State-Mandated Cyber Insurance Bill Fails Passage

Legislation opposed by the California Chamber of Commerce as an overbroad state mandate requiring contractors with state agencies to obtain cyber insurance failed to pass the Assembly Privacy and Consumer Protection Committee this week.

The 11-member committee, chaired by Assemblymember Ed Chau (D-Monterey Park), failed to approve AB 2320 (Chau; D-Monterey Park) on May 5.

In testimony to the committee, CalChamber Policy Advocate Shoeb Mohammed argued that the bill “raise[s] concerns, particularly for small businesses,” and detailed ambiguities with the language of the bill which could lead to duplicative insurance coverage, unreasonable coverage limits, and liability for losses that are not the result of a contractor’s breach of an agreement with a state agency.

Overall Lack of Clarity

CalChamber opposed AB 2320 because it is unclear.

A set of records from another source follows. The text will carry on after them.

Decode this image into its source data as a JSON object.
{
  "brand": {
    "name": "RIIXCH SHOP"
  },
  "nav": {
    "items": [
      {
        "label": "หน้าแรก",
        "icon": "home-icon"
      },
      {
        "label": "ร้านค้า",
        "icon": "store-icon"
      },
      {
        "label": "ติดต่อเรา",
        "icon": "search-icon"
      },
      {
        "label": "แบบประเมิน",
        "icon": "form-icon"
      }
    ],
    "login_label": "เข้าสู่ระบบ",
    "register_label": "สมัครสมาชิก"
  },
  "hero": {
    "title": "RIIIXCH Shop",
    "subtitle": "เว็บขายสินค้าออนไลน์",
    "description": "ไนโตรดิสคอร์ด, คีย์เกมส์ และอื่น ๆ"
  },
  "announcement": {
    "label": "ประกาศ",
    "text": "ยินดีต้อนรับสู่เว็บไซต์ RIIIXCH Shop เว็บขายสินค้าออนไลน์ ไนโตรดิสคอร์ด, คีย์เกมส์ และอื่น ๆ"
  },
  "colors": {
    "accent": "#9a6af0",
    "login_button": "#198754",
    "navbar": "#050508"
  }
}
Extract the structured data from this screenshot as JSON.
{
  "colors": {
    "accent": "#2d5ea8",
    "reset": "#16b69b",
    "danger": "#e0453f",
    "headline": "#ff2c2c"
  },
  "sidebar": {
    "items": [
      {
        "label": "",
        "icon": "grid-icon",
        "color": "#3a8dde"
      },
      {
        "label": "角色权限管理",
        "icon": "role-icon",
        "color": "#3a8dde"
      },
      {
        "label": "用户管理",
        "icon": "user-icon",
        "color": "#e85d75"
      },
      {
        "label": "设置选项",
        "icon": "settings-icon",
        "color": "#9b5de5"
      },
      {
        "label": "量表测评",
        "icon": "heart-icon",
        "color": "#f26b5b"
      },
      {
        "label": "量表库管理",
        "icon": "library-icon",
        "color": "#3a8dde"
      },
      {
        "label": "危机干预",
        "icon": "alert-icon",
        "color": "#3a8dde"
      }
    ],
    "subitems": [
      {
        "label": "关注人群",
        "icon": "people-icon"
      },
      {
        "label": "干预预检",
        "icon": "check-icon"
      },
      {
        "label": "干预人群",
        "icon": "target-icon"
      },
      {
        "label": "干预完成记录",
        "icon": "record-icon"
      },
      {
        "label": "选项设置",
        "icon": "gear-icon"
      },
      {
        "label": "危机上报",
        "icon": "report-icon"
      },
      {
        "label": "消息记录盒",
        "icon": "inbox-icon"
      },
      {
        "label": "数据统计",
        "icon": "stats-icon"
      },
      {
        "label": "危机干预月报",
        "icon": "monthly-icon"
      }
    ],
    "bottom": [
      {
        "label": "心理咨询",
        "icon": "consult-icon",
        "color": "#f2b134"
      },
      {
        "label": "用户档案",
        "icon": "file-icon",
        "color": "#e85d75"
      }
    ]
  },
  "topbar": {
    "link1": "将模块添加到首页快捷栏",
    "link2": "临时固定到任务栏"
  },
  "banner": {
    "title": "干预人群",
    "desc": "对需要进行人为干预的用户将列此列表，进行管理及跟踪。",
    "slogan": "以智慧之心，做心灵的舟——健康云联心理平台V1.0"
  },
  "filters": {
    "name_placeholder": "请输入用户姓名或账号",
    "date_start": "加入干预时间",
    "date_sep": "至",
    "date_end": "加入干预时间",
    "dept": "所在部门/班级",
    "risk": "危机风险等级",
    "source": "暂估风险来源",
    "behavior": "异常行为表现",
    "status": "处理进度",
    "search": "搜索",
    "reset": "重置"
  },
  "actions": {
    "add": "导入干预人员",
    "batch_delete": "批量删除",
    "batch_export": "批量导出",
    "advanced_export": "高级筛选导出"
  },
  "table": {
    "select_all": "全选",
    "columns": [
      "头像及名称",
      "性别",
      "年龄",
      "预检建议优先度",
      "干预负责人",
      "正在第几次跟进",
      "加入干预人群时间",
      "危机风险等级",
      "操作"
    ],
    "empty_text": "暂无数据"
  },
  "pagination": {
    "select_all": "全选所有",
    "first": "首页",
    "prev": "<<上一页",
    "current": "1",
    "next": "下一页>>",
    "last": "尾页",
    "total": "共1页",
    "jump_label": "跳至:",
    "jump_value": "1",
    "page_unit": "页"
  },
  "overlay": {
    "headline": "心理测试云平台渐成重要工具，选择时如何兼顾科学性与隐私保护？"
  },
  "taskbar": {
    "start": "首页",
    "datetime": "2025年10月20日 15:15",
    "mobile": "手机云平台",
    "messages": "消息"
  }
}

The bill did not clarify whether businesses with existing coverage are required to obtain duplicative cyber insurance policies, and it does not specify whether duplicative insurance is a requirement.

Additionally, the bill’s requirement that contractors purchase cyber insurance should be tied to whether the contract itself involves receiving personal information, but the language of the bill does not address this.

Moreover, there is a lack of clarity as to whether the bill intends to be prospective only, or whether it has retroactive applicability.

Overbroad Insurance Requirements

CalChamber further opposed the bill because it would require a contractor to carry “cyber insurance sufficient to cover all losses resulting from potential unlawful access to or disclosure of personal information” (emphasis added).

This language is problematic because the term “all” losses could include losses that are not the result of the contractor’s breach of the agreement, and the term “potential” unlawful access or disclosure is not tailored by any measurable harm.

These concerns were also shared by Assemblymember Jay Obernolte (R-Big Bear Lake), who asked the author to respond to CalChamber’s comments relating to this broad language during the committee hearing.

Amount of Cyber Insurance Coverage Not Linked to Contract

CalChamber additionally opposed AB 2320 because it provided no guardrails to ensure that the value of any mandatory cyber insurance coverage is mathematically or logically linked to the value of the data, the amount of data, the value of the contract, or any other relevant metric.

As it relates to the amount of cyber insurance coverage, the bill says that it shall be “in an amount determined by the contracting agency” but provides no safeguards to ensure that the amount of coverage required by state agencies must be calculated in a logical and relevant manner.

Although CalChamber agrees with efforts to increase data protection and cyber security for people across the state, mandatory insurance requirements are most appropriately addressed during the request for proposal process. This is partly because state mandates drive up the barriers of entry for businesses that want to compete for these types of contracts, thus eliminating the number of businesses who can compete and therefore eliminating competition. Consequently, this also harms state agencies by driving up costs for these contracts, ultimately increasing costs for taxpayers.

Key Vote

AB 2320 fell short of votes needed to pass Assembly Privacy and Consumer Protection on May 5, 5-3:

Ayes: Chau (D-Monterey Park), Carrillo (D-Los Angeles), Medina (D-Riverside), Mullin (D-South San Francisco), Wicks (D-Oakland).

Noes: Kiley (R-Roseville), Gallagher (R-Yuba City), Obernolte (R-Big Bear Lake).

Not voting: Bauer-Kahan (D-Orinda), Berman (D-Palo Alto), Irwin (D-Thousand Oaks).

Staff Contact: Shoeb Mohammed

Previous articleCalSavers Extends Large Employer Registration Deadline
Next articleSmall Employers and New Emergency Family Leave Act
Shoeb Mohammed
Shoeb Mohammed joined the CalChamber in December 2019 as a policy advocate. He specializes in privacy and cybersecurity, economic development, technology, telecommunications and elections/fair political practices issues. Mohammed is an experienced litigator who advised clients on matters such as trademark; employment; business planning; proprietary software; and technology-related business cases. He came to the CalChamber from Knox Lemmon & Anapolsky, LLP, where he provided product and general counsel for various industries. Mohammed earned a B.A. in political science at California State Polytechnic University, Pomona; a J.D. from the McGeorge School of Law, University of the Pacific; and a Certificate in Disruptive Strategy from Harvard Business School Online.